Bad Moms: Independence Day
This is the Fast Five of the Bad Moms series, when everyone involved goes “fuck it” and eschews any sense of realism for unabashed campy goodness. Aliens exist, shocking everyone except Carla, who feels vindicated for swearing she was probed in a flying saucer one night after a crazy bender in Cleveland. Kiki, a gifted fighter pilot by means of “we threw it in the script, why not?” leads a space battalion against the alien invasion.
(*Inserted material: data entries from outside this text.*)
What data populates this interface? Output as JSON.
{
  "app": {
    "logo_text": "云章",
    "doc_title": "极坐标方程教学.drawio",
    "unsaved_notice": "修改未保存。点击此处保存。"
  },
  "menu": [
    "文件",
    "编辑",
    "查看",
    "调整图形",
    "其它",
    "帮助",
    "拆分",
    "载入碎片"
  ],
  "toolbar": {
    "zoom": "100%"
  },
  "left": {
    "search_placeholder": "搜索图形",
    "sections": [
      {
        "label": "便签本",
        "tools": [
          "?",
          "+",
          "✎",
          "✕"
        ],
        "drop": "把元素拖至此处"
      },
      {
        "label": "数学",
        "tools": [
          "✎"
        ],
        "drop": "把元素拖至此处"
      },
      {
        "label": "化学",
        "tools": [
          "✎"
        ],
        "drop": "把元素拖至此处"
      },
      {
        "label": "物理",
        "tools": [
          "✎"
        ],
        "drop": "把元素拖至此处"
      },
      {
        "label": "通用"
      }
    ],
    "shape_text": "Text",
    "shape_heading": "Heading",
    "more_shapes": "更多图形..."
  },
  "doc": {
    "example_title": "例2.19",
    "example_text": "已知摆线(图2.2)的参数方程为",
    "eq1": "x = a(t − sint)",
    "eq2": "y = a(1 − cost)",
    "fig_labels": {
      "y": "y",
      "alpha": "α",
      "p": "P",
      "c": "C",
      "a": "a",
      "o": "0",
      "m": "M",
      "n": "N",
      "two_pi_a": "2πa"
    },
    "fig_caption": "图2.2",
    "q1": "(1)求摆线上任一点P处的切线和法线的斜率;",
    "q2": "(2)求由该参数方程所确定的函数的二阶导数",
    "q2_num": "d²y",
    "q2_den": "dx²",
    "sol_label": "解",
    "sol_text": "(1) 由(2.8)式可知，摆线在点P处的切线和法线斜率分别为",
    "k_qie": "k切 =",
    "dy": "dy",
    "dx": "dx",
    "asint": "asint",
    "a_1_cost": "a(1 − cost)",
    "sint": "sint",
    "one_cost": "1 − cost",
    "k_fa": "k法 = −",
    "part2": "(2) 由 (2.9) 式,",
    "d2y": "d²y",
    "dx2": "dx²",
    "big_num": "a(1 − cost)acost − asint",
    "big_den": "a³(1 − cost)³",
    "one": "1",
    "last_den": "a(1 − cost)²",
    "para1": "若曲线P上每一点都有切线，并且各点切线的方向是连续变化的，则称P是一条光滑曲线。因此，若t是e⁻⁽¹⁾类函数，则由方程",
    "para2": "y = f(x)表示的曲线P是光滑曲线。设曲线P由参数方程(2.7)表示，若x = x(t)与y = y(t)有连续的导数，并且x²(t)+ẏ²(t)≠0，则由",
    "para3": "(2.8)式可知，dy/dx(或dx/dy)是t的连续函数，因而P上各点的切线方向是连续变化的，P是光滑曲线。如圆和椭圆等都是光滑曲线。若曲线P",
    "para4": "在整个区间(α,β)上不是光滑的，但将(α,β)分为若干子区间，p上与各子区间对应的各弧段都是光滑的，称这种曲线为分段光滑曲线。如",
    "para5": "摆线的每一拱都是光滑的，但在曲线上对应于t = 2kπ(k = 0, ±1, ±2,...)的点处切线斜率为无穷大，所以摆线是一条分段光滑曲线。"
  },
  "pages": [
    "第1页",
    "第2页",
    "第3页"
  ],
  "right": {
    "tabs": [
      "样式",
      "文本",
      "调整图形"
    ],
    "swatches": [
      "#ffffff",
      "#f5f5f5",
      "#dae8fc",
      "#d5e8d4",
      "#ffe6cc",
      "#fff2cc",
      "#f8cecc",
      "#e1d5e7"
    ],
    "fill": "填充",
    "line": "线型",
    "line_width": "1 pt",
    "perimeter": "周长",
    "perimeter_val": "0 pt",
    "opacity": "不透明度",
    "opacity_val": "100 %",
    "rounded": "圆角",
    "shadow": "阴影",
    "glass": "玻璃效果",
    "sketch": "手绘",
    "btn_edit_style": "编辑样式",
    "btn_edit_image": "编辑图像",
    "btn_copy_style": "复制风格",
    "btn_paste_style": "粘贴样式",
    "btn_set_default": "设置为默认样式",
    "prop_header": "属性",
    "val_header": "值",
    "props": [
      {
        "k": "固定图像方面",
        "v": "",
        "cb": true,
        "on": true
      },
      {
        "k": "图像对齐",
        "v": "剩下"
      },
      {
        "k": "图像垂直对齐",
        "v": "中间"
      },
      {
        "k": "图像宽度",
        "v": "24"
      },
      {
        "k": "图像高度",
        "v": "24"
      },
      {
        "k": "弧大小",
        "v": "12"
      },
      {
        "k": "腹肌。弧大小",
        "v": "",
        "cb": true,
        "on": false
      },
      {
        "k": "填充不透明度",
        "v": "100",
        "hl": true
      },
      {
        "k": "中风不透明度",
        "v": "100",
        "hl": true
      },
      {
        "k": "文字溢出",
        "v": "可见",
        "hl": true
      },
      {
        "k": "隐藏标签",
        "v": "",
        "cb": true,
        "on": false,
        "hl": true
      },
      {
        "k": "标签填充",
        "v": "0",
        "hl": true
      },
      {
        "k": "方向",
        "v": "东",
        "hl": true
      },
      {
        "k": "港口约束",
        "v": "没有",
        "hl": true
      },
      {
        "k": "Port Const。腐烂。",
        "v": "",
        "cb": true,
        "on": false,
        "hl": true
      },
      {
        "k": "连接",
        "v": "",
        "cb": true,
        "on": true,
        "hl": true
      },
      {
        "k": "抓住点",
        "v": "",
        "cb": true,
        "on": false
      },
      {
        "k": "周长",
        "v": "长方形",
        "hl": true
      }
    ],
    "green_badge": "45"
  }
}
Baranski gives a rousing speech like Bill Pullman to rally the troops, mimosa in hand.
Bad Moms: Independence Day is the first in the franchise to gross over $500 million at the box office.
We’re in the Golden Age of Bad Moms now, and Bond Moms brings together an ever bigger star-studded cast for a globe-trotting espionage action-comedy that’s the first in the series to get a “fresh” Rotten Tomatoes rating.
Betty White, who is still alive in 2028 and playing herself, has monopolized the world’s supply of uranium and is willing to sell it to the highest bidder. The president of the United States (Meryl Streep) calls on the Bad Moms for help—Amy’s pretty peeved because she just retired, Kiki had a dinner date with Martha Stewart she was looking forward to for months, and Carla was bingeing Outlander (but really just fast-forwarding to all the sex scenes).
With Rob Gronkowski at their side, the Bad Moms endure sharks with laser beams for heads, international assassins, and Black Friday shopping to save the day once more. White gets a Best Supporting Actress nod at the Oscars, but loses to Meryl Streep.
Fast & Bad & Furious Moms
The Bad Moms swan song pays tribute to the franchise that made eight increasingly ridiculous sequels possible by putting all the moms (and grandmas) in nitro-infused supercars. Keep your eyes peeled for the Vin Diesel and Dwayne Johnson cameos, and prepare for some off-screen drama, as Tyrese Gibson claims he was never offered a chance to join the #BadMomsFamily.
All of this will happen in real life, because the Bad Moms franchise is crass and beautifully silly, and it deserves a dumb amount of sequels.